Particularly since Republicans lost the House, the Senate GOP has shied away from trying to advance legislation, which can still face a 60-vote filibuster threshold. Instead, Republicans have concentrated on approving influential Circuit Court of Appeals nominations that they can win on a simple majority.
Obama faced brutal resistance to his legislative agenda, resulting in large numbers of filibusters that impeded his administration's goals. A Senate Democratic aide said: “This is the Senate McConnell wanted and designed when he decided to obstruct for no reason other than achieve his top priority of denying President Obama a second term.”
Senate Republicans have made incremental changes to Senate rules to speed confirmation of nominees, but it’s become essentially impossible for Trump to fully staff his administration. Still, there are plenty of positions for which Trump has declined to nominate a permanent nominee anyway, and by his own admission the president is comfortable with the media vetting — and occasionally tanking — his nominees.
But in the new normal for Trump nominees, five Cabinet secretary positions, the director of national intelligence and the budget director have all faced filibusters for the first time in their history, Republicans point out.
Since the Senate returned from a coronavirus-inflected recess in May, it’s passed legislation to renew federal surveillance powers, held a veto override vote on a War Powers resolution and approved the House’s bill to ease restrictions on small-business loans. But mostly, the focus has been on nominees: John Ratcliffe to be director of national intelligence and Brian Miller to be inspector general for pandemic recovery, along with five district judges. All faced filibusters.
“As Mitch McConnell said he wants to leave no vacancy unfilled, and especially if it's a judicial vacancy, so he is really delivering on that promise,” said Sen. Mazie Hirono (D-Hawaii). “But he’s filling the judiciary with all of these ideologically right-wing people.”
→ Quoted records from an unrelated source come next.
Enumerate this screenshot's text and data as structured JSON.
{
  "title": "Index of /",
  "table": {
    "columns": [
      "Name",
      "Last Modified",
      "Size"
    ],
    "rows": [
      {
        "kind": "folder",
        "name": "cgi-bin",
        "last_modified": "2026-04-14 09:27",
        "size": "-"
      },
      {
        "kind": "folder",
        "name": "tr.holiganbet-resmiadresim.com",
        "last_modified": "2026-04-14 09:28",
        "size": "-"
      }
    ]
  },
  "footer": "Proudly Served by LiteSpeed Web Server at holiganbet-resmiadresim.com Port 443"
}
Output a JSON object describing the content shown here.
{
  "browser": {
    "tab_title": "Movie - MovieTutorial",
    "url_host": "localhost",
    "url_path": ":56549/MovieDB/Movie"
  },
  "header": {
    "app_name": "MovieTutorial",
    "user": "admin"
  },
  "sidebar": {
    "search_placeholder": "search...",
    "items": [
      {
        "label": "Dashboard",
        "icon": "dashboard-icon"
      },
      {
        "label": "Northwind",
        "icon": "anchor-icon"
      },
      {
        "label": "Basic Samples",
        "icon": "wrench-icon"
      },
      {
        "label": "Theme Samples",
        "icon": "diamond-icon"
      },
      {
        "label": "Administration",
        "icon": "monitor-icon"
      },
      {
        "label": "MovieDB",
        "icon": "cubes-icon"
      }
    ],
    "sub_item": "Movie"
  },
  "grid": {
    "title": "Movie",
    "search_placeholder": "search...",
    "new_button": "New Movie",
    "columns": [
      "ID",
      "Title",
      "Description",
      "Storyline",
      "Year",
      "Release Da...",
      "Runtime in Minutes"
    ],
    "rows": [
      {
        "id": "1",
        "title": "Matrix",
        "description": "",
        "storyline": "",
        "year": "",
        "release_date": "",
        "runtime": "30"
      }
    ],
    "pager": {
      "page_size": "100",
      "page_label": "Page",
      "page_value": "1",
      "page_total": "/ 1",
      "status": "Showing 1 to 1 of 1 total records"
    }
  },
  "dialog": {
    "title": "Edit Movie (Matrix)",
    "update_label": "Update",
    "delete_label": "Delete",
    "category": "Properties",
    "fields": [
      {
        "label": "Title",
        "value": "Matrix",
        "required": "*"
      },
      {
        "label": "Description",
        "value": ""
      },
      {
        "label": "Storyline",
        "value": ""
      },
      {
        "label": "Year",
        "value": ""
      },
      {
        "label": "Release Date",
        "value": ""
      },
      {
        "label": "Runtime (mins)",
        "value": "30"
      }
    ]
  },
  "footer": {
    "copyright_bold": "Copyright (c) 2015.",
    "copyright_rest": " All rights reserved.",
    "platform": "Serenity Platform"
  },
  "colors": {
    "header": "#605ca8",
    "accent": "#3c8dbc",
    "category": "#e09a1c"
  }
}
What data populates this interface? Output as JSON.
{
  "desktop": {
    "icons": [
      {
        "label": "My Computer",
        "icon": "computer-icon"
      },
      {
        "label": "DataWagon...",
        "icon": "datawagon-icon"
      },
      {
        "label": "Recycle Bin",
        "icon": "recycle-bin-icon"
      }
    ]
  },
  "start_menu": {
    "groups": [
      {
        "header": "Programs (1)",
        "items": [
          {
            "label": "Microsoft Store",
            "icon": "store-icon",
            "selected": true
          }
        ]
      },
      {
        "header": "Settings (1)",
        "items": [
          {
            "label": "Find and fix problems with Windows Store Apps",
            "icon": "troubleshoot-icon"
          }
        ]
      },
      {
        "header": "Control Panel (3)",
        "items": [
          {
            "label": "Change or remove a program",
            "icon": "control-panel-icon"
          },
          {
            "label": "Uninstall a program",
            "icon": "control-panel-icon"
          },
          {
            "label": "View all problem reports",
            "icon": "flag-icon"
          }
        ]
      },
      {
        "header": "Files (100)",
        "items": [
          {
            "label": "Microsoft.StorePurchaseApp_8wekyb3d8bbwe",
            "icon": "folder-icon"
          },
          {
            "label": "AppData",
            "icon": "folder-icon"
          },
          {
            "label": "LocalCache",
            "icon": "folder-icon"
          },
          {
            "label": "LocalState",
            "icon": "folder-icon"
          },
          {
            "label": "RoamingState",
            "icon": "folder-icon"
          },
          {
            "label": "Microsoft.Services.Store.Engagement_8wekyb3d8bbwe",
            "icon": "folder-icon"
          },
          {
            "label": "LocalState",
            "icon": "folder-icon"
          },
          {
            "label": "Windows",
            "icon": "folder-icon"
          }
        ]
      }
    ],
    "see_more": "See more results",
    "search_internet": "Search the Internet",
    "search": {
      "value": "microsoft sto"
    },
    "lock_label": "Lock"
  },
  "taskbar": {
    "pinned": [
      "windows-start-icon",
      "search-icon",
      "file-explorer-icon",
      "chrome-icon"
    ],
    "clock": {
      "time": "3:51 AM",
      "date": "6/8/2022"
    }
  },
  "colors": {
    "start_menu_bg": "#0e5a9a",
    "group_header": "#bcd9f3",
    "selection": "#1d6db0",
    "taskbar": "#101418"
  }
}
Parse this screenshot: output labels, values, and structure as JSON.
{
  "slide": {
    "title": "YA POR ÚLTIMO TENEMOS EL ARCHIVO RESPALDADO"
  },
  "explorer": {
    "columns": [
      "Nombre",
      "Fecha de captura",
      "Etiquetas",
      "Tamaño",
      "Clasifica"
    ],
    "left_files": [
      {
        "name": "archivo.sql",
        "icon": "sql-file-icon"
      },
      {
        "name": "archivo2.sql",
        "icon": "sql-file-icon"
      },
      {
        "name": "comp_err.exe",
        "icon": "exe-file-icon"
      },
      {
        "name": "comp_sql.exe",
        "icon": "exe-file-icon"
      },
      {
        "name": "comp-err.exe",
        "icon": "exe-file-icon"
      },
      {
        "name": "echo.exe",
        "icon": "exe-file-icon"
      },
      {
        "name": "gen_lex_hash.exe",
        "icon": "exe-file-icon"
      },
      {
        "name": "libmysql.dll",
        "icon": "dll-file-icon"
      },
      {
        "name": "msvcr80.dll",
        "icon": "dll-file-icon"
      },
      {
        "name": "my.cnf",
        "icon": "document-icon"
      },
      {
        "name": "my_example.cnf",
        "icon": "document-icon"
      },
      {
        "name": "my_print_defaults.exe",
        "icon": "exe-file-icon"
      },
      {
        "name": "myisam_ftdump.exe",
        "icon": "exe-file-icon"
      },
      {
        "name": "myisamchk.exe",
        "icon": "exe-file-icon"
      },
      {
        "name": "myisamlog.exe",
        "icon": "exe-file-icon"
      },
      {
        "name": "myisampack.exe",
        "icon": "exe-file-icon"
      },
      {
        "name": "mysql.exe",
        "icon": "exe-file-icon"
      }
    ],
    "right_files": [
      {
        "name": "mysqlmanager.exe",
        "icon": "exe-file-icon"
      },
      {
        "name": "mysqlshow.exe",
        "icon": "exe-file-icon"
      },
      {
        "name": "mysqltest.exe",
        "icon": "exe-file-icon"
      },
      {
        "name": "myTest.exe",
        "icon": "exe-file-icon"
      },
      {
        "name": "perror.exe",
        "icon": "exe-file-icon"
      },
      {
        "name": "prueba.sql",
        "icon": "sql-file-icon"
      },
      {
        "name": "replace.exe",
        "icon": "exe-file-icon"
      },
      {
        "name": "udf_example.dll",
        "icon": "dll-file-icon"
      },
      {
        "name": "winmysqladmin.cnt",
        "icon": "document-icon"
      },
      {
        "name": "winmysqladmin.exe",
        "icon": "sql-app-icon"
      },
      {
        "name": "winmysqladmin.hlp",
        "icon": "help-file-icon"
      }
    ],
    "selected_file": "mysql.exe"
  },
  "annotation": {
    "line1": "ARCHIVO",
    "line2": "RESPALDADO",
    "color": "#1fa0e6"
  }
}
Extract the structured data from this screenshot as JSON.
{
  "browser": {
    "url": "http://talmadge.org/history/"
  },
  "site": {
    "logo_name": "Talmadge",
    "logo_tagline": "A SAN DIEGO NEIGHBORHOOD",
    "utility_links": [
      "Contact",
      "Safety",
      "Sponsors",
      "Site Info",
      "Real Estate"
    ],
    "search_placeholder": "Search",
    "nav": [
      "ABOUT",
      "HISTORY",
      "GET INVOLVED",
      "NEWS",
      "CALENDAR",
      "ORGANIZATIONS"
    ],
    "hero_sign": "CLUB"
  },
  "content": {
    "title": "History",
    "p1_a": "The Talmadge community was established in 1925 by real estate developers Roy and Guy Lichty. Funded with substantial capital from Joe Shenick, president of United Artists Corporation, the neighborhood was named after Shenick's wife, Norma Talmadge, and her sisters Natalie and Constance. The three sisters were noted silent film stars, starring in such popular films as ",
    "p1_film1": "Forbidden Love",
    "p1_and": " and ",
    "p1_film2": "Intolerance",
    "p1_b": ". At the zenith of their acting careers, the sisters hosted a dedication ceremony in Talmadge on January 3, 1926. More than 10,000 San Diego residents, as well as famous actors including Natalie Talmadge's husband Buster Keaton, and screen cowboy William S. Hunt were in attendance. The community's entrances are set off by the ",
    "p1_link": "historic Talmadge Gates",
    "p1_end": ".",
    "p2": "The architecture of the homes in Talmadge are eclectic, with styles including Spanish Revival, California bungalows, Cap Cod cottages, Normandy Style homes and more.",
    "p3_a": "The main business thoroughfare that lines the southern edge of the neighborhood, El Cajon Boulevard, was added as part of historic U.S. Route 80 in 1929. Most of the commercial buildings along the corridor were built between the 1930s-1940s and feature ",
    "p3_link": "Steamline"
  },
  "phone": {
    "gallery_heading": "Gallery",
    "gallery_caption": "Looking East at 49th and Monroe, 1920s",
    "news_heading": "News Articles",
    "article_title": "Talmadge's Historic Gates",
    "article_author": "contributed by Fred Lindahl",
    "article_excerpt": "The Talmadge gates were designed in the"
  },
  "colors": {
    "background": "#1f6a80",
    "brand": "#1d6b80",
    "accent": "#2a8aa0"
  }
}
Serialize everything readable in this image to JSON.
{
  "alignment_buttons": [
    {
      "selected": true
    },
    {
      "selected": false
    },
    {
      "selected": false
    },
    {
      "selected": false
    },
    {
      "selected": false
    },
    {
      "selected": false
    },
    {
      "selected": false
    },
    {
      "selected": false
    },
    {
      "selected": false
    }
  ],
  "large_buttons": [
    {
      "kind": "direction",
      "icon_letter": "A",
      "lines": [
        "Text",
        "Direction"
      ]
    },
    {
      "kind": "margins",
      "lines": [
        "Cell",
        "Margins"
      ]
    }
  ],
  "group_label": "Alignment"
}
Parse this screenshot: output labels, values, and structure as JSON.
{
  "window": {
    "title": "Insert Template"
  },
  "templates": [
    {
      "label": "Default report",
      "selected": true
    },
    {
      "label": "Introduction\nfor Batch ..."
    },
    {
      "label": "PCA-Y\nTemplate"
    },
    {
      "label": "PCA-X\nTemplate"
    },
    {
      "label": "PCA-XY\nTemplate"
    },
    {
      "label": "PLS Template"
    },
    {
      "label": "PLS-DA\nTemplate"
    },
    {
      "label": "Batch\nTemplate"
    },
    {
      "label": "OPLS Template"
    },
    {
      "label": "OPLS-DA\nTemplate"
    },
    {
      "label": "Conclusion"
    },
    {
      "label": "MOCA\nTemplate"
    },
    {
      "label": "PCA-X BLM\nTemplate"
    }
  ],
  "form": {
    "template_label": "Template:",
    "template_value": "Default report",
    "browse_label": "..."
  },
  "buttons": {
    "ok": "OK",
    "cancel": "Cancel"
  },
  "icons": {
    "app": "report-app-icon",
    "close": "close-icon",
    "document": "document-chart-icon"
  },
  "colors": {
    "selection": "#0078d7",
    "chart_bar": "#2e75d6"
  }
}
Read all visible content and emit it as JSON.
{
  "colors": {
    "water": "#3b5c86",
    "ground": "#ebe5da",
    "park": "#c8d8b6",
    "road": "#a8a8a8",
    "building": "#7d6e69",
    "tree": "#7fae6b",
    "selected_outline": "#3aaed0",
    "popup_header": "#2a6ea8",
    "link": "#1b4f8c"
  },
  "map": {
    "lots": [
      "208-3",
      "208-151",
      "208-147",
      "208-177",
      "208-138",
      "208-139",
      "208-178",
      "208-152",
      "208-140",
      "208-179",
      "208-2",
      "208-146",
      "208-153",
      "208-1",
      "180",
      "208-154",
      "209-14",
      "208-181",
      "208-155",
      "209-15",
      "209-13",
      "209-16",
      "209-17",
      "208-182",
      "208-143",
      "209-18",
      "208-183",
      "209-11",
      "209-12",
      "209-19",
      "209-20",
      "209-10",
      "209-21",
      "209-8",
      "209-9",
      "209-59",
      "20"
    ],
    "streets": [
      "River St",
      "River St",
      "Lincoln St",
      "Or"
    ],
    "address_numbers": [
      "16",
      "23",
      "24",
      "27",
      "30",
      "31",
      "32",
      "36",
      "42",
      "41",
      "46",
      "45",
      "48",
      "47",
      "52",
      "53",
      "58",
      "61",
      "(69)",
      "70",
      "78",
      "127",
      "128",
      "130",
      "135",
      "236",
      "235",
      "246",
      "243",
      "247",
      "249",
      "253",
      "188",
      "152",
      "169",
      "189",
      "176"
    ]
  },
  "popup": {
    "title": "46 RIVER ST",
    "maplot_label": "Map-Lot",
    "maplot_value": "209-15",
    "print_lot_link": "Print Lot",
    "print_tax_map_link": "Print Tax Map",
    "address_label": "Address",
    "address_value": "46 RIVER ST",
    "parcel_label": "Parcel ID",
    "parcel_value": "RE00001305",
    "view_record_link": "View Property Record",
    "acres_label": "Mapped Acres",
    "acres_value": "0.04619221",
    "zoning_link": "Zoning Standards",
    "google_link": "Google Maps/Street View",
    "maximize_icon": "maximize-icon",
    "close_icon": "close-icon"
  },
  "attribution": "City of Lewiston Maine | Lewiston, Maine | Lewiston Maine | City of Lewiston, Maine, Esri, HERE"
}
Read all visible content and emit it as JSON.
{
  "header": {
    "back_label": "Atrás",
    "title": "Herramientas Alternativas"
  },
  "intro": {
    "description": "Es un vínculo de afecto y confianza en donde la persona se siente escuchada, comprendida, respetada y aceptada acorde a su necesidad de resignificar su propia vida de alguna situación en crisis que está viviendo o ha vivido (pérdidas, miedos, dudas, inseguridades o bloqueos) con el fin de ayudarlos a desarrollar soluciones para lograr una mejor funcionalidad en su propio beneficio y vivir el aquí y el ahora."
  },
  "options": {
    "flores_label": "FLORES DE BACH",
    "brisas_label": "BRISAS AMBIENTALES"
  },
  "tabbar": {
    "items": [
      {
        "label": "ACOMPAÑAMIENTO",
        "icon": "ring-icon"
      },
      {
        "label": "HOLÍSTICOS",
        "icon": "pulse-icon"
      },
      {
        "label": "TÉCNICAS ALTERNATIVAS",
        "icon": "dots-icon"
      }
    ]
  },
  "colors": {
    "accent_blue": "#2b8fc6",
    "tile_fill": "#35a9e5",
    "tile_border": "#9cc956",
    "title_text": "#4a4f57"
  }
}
It’s not only about judges. Democrats also view many of Trump’s executive branch nominees as unqualified. Every Democrat except Sen. Doug Jones (D-Ala.) voted against Miller’s confirmation.
“Even though I have questions and concerns like everybody else does, I thought he had at least in the past demonstrated his independence in the role of inspector general,” said Jones, who declined to criticize his party for forcing so many procedural votes. “That position needs to be filled.”
But procedural votes have consumed the Senate: The current Congress has held the most ever, with seven months to go. Meanwhile, amendment votes continue to lag previous Congresses. Most big bills are written behind closed doors behind party leaders.
Despite evidence to the contrary, senators in both parties deny that the Senate is fundamentally broken, and Democrats say things will be different under Biden. They point to the bipartisan coronavirus rescue package passed 96-0 in March to highlight that Democrats and Republicans still work together when they need to.
But the steady increase in cloture votes is only the latest example of decline in a body that historically has prided itself on bipartisanship. While Biden has pledged for a return to working across the aisle, senators nevertheless expect that Republicans may exact retribution if Democrats win in November.
“Sometimes when you do stuff like that, you could expect it dished out in return,” said Sen. Mike Braun (R-Ind.). “I don’t like that about the place in general, but sadly that’s the way it works.”
That could lead to greater retaliation. If Biden faces the same delays to his nominees and legislative agenda that Trump has faced, Democrats could change the Senate forever — eliminating the legislative filibuster or upending other rules to overcome GOP obstacles.
“Democrats would be insane to allow this to continue. We have to level the playing field for the people,” said Sen. Jeff Merkley (D-Ore.). “We’re absolutely not giving McConnell a veto against the priorities of Americans.”